China Aims To Improve Safe Water Availability by 2010
BEIJING China expects to bring potable water to 100 million rural residents by 2010, a state newspaper said on Monday, but that would still leave more than 200 million people with unsafe supplies.
Plagued by droughts and shortages, China is currently unable to provide clean drinking water to 360 million people, with supplies affected by everything from salinity to arsenic, the China Daily said.
Too much fluoride in the water affects over 63 million people in northern China, while salty water is a problem for 38 million in northern and eastern coastal regions, the newspaper said.
In other parts of the country such as the barren northwestern areas of Xinjiang, Ningxia and Inner Mongolia, some two million people are being slowly poisoned by arsenic in the water, it said.
Per capita water availability in China is about a quarter of the world average and is expected to fall further, according to state media, while less than half the waste water in the cities is treated and around 20 percent is lost through leaky pipes.
Heavy pollution of rivers across China also makes much of its available water undrinkable.

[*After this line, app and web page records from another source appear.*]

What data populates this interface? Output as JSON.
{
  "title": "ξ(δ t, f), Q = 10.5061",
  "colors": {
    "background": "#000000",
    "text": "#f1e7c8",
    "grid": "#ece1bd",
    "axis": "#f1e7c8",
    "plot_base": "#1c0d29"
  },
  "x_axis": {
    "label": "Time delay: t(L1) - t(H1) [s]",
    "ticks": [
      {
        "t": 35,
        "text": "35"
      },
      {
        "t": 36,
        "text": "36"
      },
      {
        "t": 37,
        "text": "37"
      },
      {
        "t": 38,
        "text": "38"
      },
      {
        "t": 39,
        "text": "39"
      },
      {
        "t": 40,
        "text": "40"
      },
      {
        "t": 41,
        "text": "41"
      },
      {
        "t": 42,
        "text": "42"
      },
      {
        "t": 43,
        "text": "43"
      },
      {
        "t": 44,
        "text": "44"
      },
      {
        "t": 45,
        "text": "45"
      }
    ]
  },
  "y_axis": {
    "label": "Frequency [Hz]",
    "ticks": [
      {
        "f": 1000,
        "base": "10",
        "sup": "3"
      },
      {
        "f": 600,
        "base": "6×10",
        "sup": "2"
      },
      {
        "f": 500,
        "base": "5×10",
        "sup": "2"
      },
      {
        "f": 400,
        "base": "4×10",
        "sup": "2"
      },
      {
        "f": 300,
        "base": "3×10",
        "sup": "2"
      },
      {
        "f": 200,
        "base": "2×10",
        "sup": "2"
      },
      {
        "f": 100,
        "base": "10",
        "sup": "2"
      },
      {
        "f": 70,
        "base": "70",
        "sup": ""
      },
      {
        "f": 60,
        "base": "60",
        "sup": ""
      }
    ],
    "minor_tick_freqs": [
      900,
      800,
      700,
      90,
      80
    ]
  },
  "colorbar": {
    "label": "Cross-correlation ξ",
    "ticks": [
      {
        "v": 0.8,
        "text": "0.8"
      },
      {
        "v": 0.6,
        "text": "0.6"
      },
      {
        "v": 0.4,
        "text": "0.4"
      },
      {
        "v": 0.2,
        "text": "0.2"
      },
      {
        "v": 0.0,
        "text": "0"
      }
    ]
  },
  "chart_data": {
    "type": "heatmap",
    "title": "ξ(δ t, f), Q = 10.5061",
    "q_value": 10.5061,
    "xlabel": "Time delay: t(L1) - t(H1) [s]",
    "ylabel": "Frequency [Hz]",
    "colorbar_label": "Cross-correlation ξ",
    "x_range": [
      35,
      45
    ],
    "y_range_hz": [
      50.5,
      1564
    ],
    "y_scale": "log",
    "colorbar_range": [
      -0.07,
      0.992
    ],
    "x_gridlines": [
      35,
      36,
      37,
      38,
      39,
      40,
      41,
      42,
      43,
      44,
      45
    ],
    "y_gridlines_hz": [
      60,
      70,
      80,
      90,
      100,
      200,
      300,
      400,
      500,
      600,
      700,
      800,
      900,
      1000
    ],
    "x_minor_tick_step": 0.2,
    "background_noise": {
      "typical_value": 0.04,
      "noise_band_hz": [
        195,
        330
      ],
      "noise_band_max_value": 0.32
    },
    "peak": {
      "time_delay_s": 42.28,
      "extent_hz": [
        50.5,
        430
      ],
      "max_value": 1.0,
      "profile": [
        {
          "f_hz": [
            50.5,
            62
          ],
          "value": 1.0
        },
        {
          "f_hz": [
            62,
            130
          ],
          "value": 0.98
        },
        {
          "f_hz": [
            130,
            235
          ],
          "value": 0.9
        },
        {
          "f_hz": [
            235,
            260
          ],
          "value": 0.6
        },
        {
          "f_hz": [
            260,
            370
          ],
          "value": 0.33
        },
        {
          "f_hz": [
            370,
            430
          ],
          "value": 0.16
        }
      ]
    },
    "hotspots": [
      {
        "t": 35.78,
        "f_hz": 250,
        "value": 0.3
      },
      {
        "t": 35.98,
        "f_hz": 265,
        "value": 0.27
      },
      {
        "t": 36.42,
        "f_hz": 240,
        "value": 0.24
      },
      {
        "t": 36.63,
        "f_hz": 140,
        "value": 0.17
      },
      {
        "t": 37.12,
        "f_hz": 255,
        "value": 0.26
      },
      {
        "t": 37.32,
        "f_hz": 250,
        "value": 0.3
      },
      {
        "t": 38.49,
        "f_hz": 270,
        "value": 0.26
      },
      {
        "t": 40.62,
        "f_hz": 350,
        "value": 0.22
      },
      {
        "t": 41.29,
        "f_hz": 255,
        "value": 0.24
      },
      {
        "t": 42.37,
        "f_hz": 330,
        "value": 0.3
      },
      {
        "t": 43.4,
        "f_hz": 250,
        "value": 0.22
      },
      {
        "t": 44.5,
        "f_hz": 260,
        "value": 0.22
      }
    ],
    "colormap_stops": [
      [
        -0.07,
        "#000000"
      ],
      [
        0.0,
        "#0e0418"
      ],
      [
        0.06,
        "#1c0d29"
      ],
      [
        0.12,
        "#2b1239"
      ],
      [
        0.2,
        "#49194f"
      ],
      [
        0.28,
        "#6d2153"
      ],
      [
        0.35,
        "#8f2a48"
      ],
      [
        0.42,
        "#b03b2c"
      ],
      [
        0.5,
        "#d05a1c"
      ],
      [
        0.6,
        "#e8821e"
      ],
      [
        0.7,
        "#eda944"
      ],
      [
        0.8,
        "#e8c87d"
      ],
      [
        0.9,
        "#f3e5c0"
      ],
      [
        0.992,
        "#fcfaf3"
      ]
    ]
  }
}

An explosion at a chemical plant in northeastern China last month caused over 100 tonnes of toxins to leak into a nearby river, forcing authorities to cut water supplies to millions of people.
Parts of southern China have been hit this year by months of drought which destroyed farmland, dried up rivers and reservoirs and allowed salt water to wash upstream and contaminate fresh water supplies.
To alleviate China's water woes, the government is spending billions of dollars to divert supplies from the water-logged middle of the country and send it northwards through a series of giant canals.
The first stage of the scheme, known as the South-North water diversion project, is scheduled to come on line in 2010, the China Daily cited water resources minister Wang Shucheng as saying. It will supply cities such as Beijing and Tianjin.
The project has, however, been affected by a lack of clean water to pump and doubts among some environmentalists that enough water will reach its destination before evaporating or being lost to leaks.